_Data supplied_
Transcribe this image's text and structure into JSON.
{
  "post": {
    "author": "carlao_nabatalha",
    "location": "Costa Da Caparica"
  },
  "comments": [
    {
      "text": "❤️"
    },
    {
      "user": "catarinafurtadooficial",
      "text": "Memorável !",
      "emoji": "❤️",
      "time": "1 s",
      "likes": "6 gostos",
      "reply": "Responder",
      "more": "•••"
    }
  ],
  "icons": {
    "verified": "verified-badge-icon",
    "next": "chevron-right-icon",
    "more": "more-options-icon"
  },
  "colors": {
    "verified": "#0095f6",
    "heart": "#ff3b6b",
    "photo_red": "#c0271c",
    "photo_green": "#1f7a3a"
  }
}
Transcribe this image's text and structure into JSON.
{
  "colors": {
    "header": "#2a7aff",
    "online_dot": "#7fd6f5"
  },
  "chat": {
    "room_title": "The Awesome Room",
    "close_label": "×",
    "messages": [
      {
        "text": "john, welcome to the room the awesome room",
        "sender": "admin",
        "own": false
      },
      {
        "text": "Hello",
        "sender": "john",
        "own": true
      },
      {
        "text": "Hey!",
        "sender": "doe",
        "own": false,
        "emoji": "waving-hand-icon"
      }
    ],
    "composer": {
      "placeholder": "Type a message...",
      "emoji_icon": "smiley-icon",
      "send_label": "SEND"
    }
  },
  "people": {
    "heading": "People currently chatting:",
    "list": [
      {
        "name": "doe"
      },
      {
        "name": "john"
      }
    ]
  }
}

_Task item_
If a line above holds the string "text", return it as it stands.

_Reply_
Transcribe this image's text and structure into JSON.
      "text": "❤️"
      "text": "Memorável !",
Transcribe this image's text and structure into JSON.
        "text": "john, welcome to the room the awesome room",
        "text": "Hello",
        "text": "Hey!",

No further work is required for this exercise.